By Erin Sherbert
By Erin Sherbert
By Leif Haven
By Erin Sherbert
By Chris Roberts
By Kate Conger
By Brian Rinker
By Rachel Swan
Migden and another old Bush enemy, former supervisor Harry Britt, refuse to discuss Bush. "I'm trying to purge my life of all negative influences," Migden says. The supervisor prohibits her staff from talking about Bush or even reading CitiReport.
When he worked for Agnos, Bush often found himself fighting his own community on behalf of a heterosexual politician -- an unpopular spot to be in. "It's understandable that he would attack opponents of his boss," says Dan Willson, a former editor at the Sentinel who now works as communications director for Rep. Kweisi Mfume (D-Maryland). "What was so disturbing was that he had this pattern of singling out lesbian and gay opponents. It created a plantation politics dynamic that disturbed a lot of people in the community."
Lesbian and gay leaders who wanted an audience with Agnos had to pass the Bush test first. One Agnos confidant said Bush would sneak peeks at the scheduling book and if someone was meeting with the mayor without his benediction, he would get on the phone and smear them in the community. "He had to be the gatekeeper," the Agnos supporter says.
Sometimes, Bush's old adversaries say, he would undermine programs that would benefit the lesbian and gay community merely because they were advanced by someone he didn't like. Critics still blame Bush for the removal of medical programs from Britt's cherished HIV early-intervention center, a move they say rendered the center an ineffectual referral service.

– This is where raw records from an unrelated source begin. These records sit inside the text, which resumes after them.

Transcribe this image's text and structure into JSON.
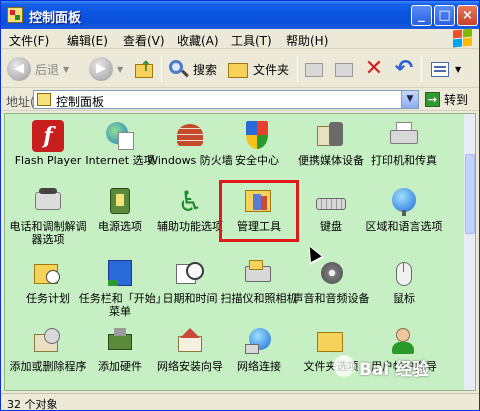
{
  "window": {
    "title": "控制面板"
  },
  "titlebar": {
    "min": "_",
    "max": "□",
    "close": "×"
  },
  "menu": [
    "文件(F)",
    "编辑(E)",
    "查看(V)",
    "收藏(A)",
    "工具(T)",
    "帮助(H)"
  ],
  "toolbar": {
    "back": "后退",
    "search": "搜索",
    "folders": "文件夹"
  },
  "address": {
    "label": "地址(D)",
    "value": "控制面板",
    "go": "转到"
  },
  "items": [
    {
      "label": "Flash Player",
      "icon": "flash-icon"
    },
    {
      "label": "Internet 选项",
      "icon": "internet-options-icon"
    },
    {
      "label": "Windows 防火墙",
      "icon": "firewall-icon"
    },
    {
      "label": "安全中心",
      "icon": "security-shield-icon"
    },
    {
      "label": "便携媒体设备",
      "icon": "media-device-icon"
    },
    {
      "label": "打印机和传真",
      "icon": "printer-icon"
    },
    {
      "label": "电话和调制解调器选项",
      "icon": "phone-modem-icon"
    },
    {
      "label": "电源选项",
      "icon": "power-icon"
    },
    {
      "label": "辅助功能选项",
      "icon": "accessibility-icon"
    },
    {
      "label": "管理工具",
      "icon": "admin-tools-icon"
    },
    {
      "label": "键盘",
      "icon": "keyboard-icon"
    },
    {
      "label": "区域和语言选项",
      "icon": "globe-icon"
    },
    {
      "label": "任务计划",
      "icon": "scheduled-tasks-icon"
    },
    {
      "label": "任务栏和「开始」菜单",
      "icon": "taskbar-icon"
    },
    {
      "label": "日期和时间",
      "icon": "clock-icon"
    },
    {
      "label": "扫描仪和照相机",
      "icon": "scanner-icon"
    },
    {
      "label": "声音和音频设备",
      "icon": "speaker-icon"
    },
    {
      "label": "鼠标",
      "icon": "mouse-icon"
    },
    {
      "label": "添加或删除程序",
      "icon": "add-remove-icon"
    },
    {
      "label": "添加硬件",
      "icon": "add-hardware-icon"
    },
    {
      "label": "网络安装向导",
      "icon": "network-setup-icon"
    },
    {
      "label": "网络连接",
      "icon": "network-connections-icon"
    },
    {
      "label": "文件夹选项",
      "icon": "folder-options-icon"
    },
    {
      "label": "用户帐户向导",
      "icon": "users-icon"
    }
  ],
  "status": {
    "text": "32 个对象"
  },
  "watermark": {
    "text": "Bai 经验"
  }
}
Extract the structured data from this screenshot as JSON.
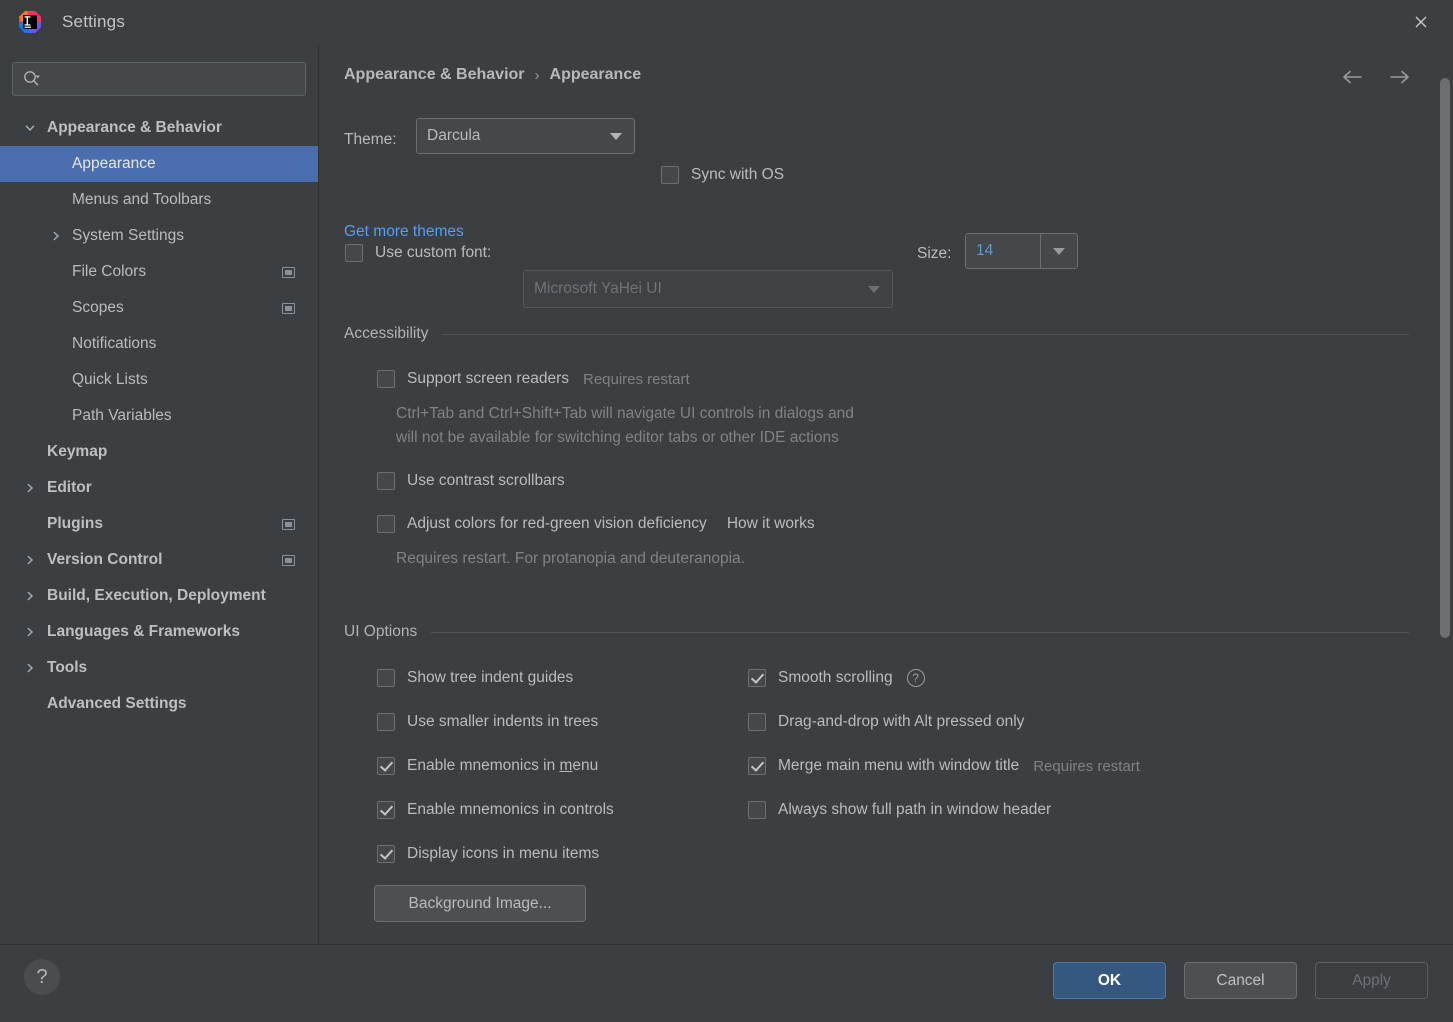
{
  "window": {
    "title": "Settings",
    "logo_icon": "intellij-idea-logo",
    "close_icon": "close-icon"
  },
  "sidebar": {
    "search": {
      "placeholder": "",
      "value": "",
      "icon": "search-icon",
      "dropdown_icon": "chevron-down-icon"
    },
    "items": [
      {
        "label": "Appearance & Behavior",
        "indent": 28,
        "twisty": "expanded",
        "bold": true,
        "selected": false,
        "config_icon": false
      },
      {
        "label": "Appearance",
        "indent": 72,
        "twisty": "none",
        "bold": false,
        "selected": true,
        "config_icon": false
      },
      {
        "label": "Menus and Toolbars",
        "indent": 72,
        "twisty": "none",
        "bold": false,
        "selected": false,
        "config_icon": false
      },
      {
        "label": "System Settings",
        "indent": 72,
        "twisty": "collapsed",
        "bold": false,
        "selected": false,
        "config_icon": false
      },
      {
        "label": "File Colors",
        "indent": 72,
        "twisty": "none",
        "bold": false,
        "selected": false,
        "config_icon": true
      },
      {
        "label": "Scopes",
        "indent": 72,
        "twisty": "none",
        "bold": false,
        "selected": false,
        "config_icon": true
      },
      {
        "label": "Notifications",
        "indent": 72,
        "twisty": "none",
        "bold": false,
        "selected": false,
        "config_icon": false
      },
      {
        "label": "Quick Lists",
        "indent": 72,
        "twisty": "none",
        "bold": false,
        "selected": false,
        "config_icon": false
      },
      {
        "label": "Path Variables",
        "indent": 72,
        "twisty": "none",
        "bold": false,
        "selected": false,
        "config_icon": false
      },
      {
        "label": "Keymap",
        "indent": 46,
        "twisty": "none",
        "bold": true,
        "selected": false,
        "config_icon": false
      },
      {
        "label": "Editor",
        "indent": 46,
        "twisty": "collapsed",
        "bold": true,
        "selected": false,
        "config_icon": false
      },
      {
        "label": "Plugins",
        "indent": 46,
        "twisty": "none",
        "bold": true,
        "selected": false,
        "config_icon": true
      },
      {
        "label": "Version Control",
        "indent": 46,
        "twisty": "collapsed",
        "bold": true,
        "selected": false,
        "config_icon": true
      },
      {
        "label": "Build, Execution, Deployment",
        "indent": 46,
        "twisty": "collapsed",
        "bold": true,
        "selected": false,
        "config_icon": false
      },
      {
        "label": "Languages & Frameworks",
        "indent": 46,
        "twisty": "collapsed",
        "bold": true,
        "selected": false,
        "config_icon": false
      },
      {
        "label": "Tools",
        "indent": 46,
        "twisty": "collapsed",
        "bold": true,
        "selected": false,
        "config_icon": false
      },
      {
        "label": "Advanced Settings",
        "indent": 46,
        "twisty": "none",
        "bold": true,
        "selected": false,
        "config_icon": false
      }
    ]
  },
  "header": {
    "breadcrumb_root": "Appearance & Behavior",
    "breadcrumb_sep": "›",
    "breadcrumb_leaf": "Appearance",
    "back_icon": "arrow-left-icon",
    "forward_icon": "arrow-right-icon"
  },
  "theme": {
    "label": "Theme:",
    "value": "Darcula",
    "sync_label": "Sync with OS",
    "sync_checked": false,
    "get_more_link": "Get more themes"
  },
  "font": {
    "use_custom_label": "Use custom font:",
    "use_custom_checked": false,
    "font_value": "Microsoft YaHei UI",
    "size_label": "Size:",
    "size_value": "14"
  },
  "accessibility": {
    "group_title": "Accessibility",
    "screen_readers_label": "Support screen readers",
    "screen_readers_checked": false,
    "screen_readers_note": "Requires restart",
    "screen_readers_desc_1": "Ctrl+Tab and Ctrl+Shift+Tab will navigate UI controls in dialogs and",
    "screen_readers_desc_2": "will not be available for switching editor tabs or other IDE actions",
    "contrast_scrollbars_label": "Use contrast scrollbars",
    "contrast_scrollbars_checked": false,
    "adjust_colors_label": "Adjust colors for red-green vision deficiency",
    "adjust_colors_checked": false,
    "how_it_works_link": "How it works",
    "adjust_colors_desc": "Requires restart. For protanopia and deuteranopia."
  },
  "ui_options": {
    "group_title": "UI Options",
    "left": [
      {
        "label": "Show tree indent guides",
        "checked": false
      },
      {
        "label": "Use smaller indents in trees",
        "checked": false
      },
      {
        "label": "Enable mnemonics in ",
        "mnemonic": "m",
        "label_tail": "enu",
        "checked": true
      },
      {
        "label": "Enable mnemonics in controls",
        "checked": true
      },
      {
        "label": "Display icons in menu items",
        "checked": true
      }
    ],
    "right": [
      {
        "label": "Smooth scrolling",
        "checked": true,
        "help": true
      },
      {
        "label": "Drag-and-drop with Alt pressed only",
        "checked": false
      },
      {
        "label": "Merge main menu with window title",
        "checked": true,
        "note": "Requires restart"
      },
      {
        "label": "Always show full path in window header",
        "checked": false
      }
    ],
    "background_image_button": "Background Image..."
  },
  "footer": {
    "help_label": "?",
    "ok_label": "OK",
    "cancel_label": "Cancel",
    "apply_label": "Apply"
  },
  "colors": {
    "background": "#3c3f41",
    "selection": "#4b6eaf",
    "link": "#589df6",
    "primary_button": "#365880",
    "text": "#bbbbbb",
    "muted_text": "#808486"
  }
}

Britt's domestic-partners legislation was also a Bush target. Bush, whose lover had just died of AIDS, wanted to add health benefits to the 1989 package, a move that slowed the legislative wheels considerably. Britt's old allies say the real agenda was to delay the legislation until Agnos ran for re-election so the mayor could use it to rally lesbians and gays to his campaign.
Whisper campaigns also became a staple of Bush's repertoire, his old adversaries say.
T.J. Anthony, a former Britt and Hongisto aide who now works for Supervisor Barbara Kaufman, remembers how his opposition to Agnos' ballpark proposal in 1989 led to a vicious smear campaign that ruined his life for more than a year. The way Anthony tells it, Bush discovered that Anthony was placed in an orphanage by his destitute mother at the age of three. Bush so inflated the tale, Anthony claims, that by the time he heard it, he was portrayed as a emotionally disturbed child whose parents had to get rid of him. Bush then had a ballpark campaign aide visit Hongisto and attempt to persuade the then-supervisor to fire Anthony.
Bush denies all the charges of underhandedness contained in this article. "People love to put me in the picture," he says. "It's like I'm Forrest Gump, ending up in moments in history I never participated in."
Warming to the subject, Bush goes after his old enemy, Harry Britt. Responding to charges that he undermined domestic partners for political reasons, Bush says Britt begged Agnos to take the measure off the calendar in 1988 when Britt was running for the board because he feared it would damage his campaign. "Britt put his own personal political future ahead of the needs of the community all the time," Bush states.
He insists Britt's aim was to further his own political standing with the HIV center, not combat the epidemic. Bush says AIDS researchers and physicians finally convened a private meeting with Britt where they expressed concern over "ghettoizing" AIDS treatment.
None of this is to say Bush doesn't know how to play hardball -- or that Agnos' opponents were so naive they expected to be left alone.
Bush helped stage coups at political clubs in the hopes of unseating Agnos' enemies before they could deny his boss an endorsement. "He used to sit in the front row at meetings and take notes just to scare us," says one club member. "He was compiling his enemies list."
When Anthony opposed Agnos' ballpark proposal, he said Bush called aides to then-senate president David Roberti, city attorneys and the district attorney and orchestrated an ethics probe into Anthony's Lesbian and Gay Voters project.
But above all, Bush was a master of manipulating the gay press through leaks and ghostwritten articles.
Most of the Bush leaks showed up in the Sentinel. "He would call up and drop the juiciest tidbits imaginable," Willson says. "You know, the kind that make a journalist drool." The chief targets of Bush's leaks were gay and lesbian leaders who opposed Agnos.
When he couldn't leak, Bush took over with his own prose. In September 1991, Bush wrote a story that was sharply critical of Alioto's ties to the police union. Bush had Agnos commissioner Paul Melbostad deliver his hard copy to the Sentinel with the proviso that publisher Ray Chalker put his byline on it. The plant would have gone off without a hitch were it not for Willson, who placed Agnos' byline on the piece in protest. The resulting flap, which generated stories in almost every newspaper in town, was gratifying for Bush's enemies; it was one of the rare occasions his fingerprints were found at the scene of the crime.